Here is a bit about my experience with the NTU Creative Writing Short Course

Days on the course always began with a twenty-minute free write. During the time allocated, we would write with a given prompt, which was always varied and thought provoking. I enjoyed this part of the sessions, as the activity allowed our imaginations to be let loose. There were no rules, no confinements, and no end goal, but simply to write. The practice was immensely freeing, the writing produced raw and unedited. It was a chance to get something down on paper, a starting point. Whether you turned that starting point into something amazing or threw it on the floor and never picked it up again, it did not matter. I found this alleviates the pressure of perfection, and, moving forward from the course, it is something I would like to practice more routinely, especially as a means of overcoming writer’s block.

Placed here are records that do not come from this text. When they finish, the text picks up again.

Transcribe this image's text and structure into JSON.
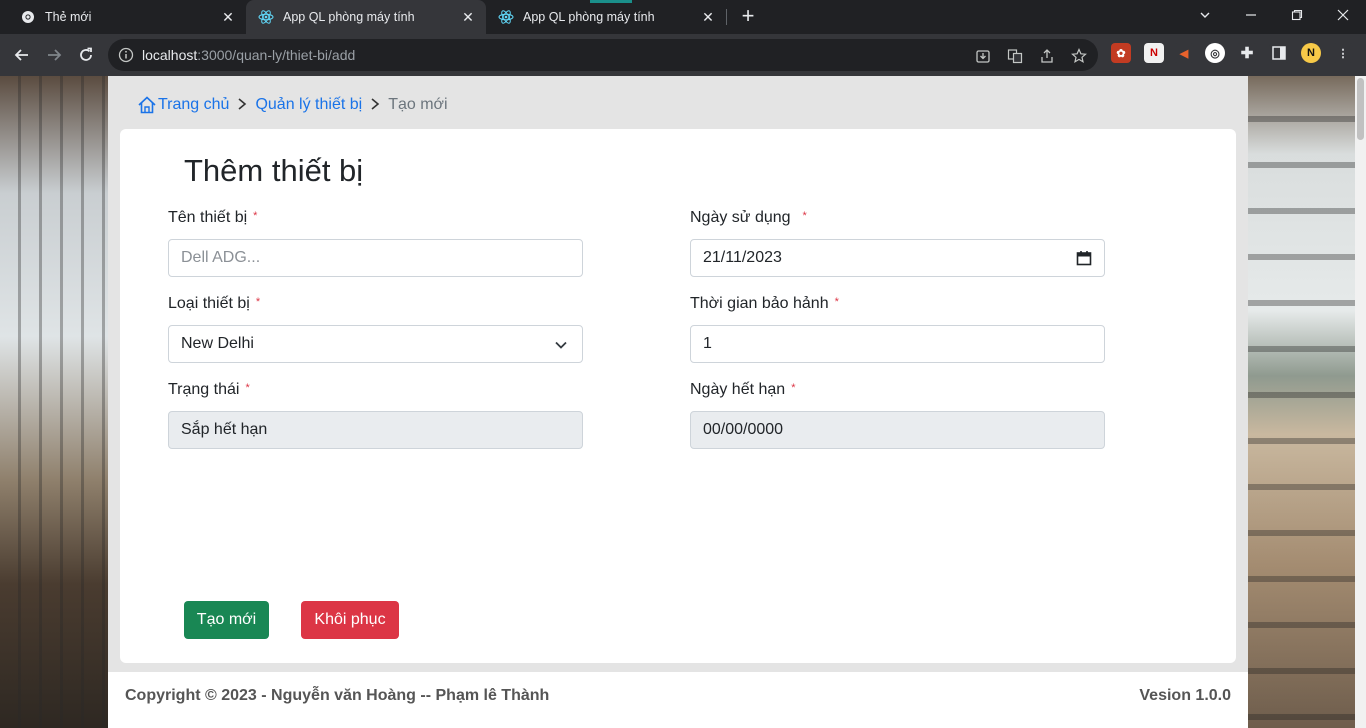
{
  "browser": {
    "tabs": [
      {
        "title": "Thẻ mới",
        "icon": "chrome-icon"
      },
      {
        "title": "App QL phòng máy tính",
        "icon": "react-icon",
        "active": true
      },
      {
        "title": "App QL phòng máy tính",
        "icon": "react-icon"
      }
    ],
    "url_host": "localhost",
    "url_rest": ":3000/quan-ly/thiet-bi/add"
  },
  "breadcrumb": {
    "home": "Trang chủ",
    "section": "Quản lý thiết bị",
    "current": "Tạo mới"
  },
  "form": {
    "title": "Thêm thiết bị",
    "required_mark": "*",
    "name": {
      "label": "Tên thiết bị",
      "placeholder": "Dell ADG..."
    },
    "type": {
      "label": "Loại thiết bị",
      "value": "New Delhi"
    },
    "status": {
      "label": "Trạng thái",
      "value": "Sắp hết hạn"
    },
    "use_date": {
      "label": "Ngày sử dụng",
      "value": "21/11/2023"
    },
    "warranty": {
      "label": "Thời gian bảo hảnh",
      "value": "1"
    },
    "expiry": {
      "label": "Ngày hết hạn",
      "value": "00/00/0000"
    },
    "create_button": "Tạo mới",
    "reset_button": "Khôi phục"
  },
  "footer": {
    "copyright": "Copyright © 2023 - Nguyễn văn Hoàng -- Phạm lê Thành",
    "version": "Vesion 1.0.0"
  },
  "colors": {
    "link": "#1a73e8",
    "success": "#198754",
    "danger": "#dc3545"
  }
}
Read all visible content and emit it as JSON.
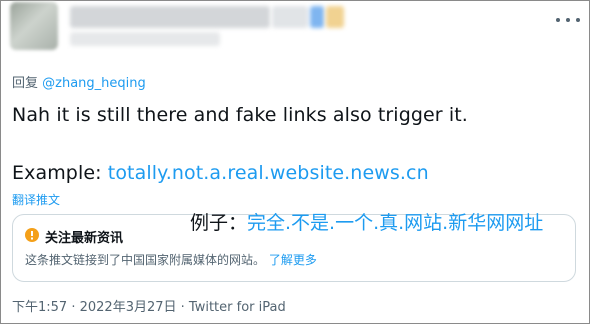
{
  "reply": {
    "prefix": "回复 ",
    "handle": "@zhang_heqing"
  },
  "tweet": {
    "line1": "Nah it is still there and fake links also trigger it.",
    "example_label": "Example: ",
    "link_text": "totally.not.a.real.website.news.cn"
  },
  "translate_label": "翻译推文",
  "notice": {
    "title": "关注最新资讯",
    "body": "这条推文链接到了中国国家附属媒体的网站。",
    "learn_more": "了解更多"
  },
  "overlay": {
    "prefix": "例子：",
    "text": "完全.不是.一个.真.网站.新华网网址"
  },
  "meta": {
    "time": "下午1:57",
    "sep1": " · ",
    "date": "2022年3月27日",
    "sep2": " · ",
    "source": "Twitter for iPad"
  },
  "colors": {
    "accent": "#1d9bf0",
    "warning": "#f4a019",
    "muted": "#536471"
  },
  "icons": {
    "warning": "warning-icon",
    "more": "more-icon"
  }
}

Many of the activities were carried out in randomised groups, which was a great way of getting to know the other writers on the course as well as merging different writing styles and strengths.

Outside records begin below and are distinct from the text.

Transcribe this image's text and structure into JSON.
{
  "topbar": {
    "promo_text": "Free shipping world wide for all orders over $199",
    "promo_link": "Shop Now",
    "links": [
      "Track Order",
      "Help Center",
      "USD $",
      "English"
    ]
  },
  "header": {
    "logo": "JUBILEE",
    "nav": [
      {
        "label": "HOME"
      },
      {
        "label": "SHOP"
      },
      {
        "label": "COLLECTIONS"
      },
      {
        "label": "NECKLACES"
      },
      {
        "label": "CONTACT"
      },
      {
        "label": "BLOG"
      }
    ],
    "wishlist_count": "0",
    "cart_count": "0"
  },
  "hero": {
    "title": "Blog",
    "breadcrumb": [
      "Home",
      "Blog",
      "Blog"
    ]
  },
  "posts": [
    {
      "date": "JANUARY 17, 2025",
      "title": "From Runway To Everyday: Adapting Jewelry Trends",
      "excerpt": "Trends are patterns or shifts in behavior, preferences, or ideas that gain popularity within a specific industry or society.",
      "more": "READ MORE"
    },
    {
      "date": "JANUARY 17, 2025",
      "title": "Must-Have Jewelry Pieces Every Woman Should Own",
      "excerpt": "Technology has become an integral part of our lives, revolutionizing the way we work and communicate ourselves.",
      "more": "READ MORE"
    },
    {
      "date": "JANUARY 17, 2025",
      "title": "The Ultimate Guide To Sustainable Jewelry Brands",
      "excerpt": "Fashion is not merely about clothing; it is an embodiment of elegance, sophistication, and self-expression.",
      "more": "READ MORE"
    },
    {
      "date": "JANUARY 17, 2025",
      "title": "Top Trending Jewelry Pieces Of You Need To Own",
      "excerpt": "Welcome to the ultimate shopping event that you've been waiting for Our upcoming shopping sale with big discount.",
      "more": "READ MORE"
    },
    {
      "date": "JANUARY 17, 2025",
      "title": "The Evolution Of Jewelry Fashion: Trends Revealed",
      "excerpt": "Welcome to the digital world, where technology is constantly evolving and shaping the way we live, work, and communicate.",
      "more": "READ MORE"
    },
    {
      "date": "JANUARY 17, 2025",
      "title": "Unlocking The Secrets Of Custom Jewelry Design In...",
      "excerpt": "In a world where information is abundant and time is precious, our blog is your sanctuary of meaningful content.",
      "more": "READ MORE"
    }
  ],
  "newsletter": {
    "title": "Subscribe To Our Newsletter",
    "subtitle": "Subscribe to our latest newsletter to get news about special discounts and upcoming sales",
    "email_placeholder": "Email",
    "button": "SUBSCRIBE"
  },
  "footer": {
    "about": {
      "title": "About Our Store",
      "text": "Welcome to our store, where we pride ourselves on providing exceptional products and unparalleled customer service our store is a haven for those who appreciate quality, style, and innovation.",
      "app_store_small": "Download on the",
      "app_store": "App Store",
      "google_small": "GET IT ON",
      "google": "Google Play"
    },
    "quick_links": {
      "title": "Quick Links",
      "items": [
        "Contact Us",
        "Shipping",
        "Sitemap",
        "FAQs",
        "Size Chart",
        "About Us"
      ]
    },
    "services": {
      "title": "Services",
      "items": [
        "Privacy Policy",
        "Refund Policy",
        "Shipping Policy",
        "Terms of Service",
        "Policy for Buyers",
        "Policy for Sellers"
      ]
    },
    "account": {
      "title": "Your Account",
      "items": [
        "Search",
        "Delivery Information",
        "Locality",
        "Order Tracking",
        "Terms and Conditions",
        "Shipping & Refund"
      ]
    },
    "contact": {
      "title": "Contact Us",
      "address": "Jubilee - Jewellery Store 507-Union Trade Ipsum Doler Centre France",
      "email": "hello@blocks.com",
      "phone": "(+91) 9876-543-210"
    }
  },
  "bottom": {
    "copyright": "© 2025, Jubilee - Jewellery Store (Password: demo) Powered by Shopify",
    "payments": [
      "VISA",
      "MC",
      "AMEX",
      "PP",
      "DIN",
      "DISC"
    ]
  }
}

One activity in particular focused on creating plots for fiction. Our tutor, Sean, would give us a brief, and we would have little time to create a plot, protagonist, and side characters based on the given prompt. The time constraints added to the challenge of the exercise, the results were messy, and contained many plot holes and problems. This demonstrated further that the first draft is always going to be worse than the final product, and what matters is writing the idea down. Building upon ideas is crucial and is the only way to create a successful and impactful piece of writing. You need that foundation to build on. Members on the course would share their opinions on each piece, and so the activity taught me how to respond to feedback and critique, another skill required in creative writing.

Having a tutor with an understanding of the creative writing industry meant that the course also served to educate us on the realities of working in this business. Questions were encouraged, and Sean was always willing to talk before and after the sessions, answering questions, and giving advice. The experience was eye-opening, and I gained an understanding of what is to be expected in the big wide world of work. Having a fundamental understanding of the sector of work in which you are interested in or aspire to be involved with is crucial. The course provided a realistic look into work as a writer and this was invaluable.

Find out more about Nottingham Trent University’s available short courses for young people and adults on their website

Photo Credit: Kat Stokes via Unsplash.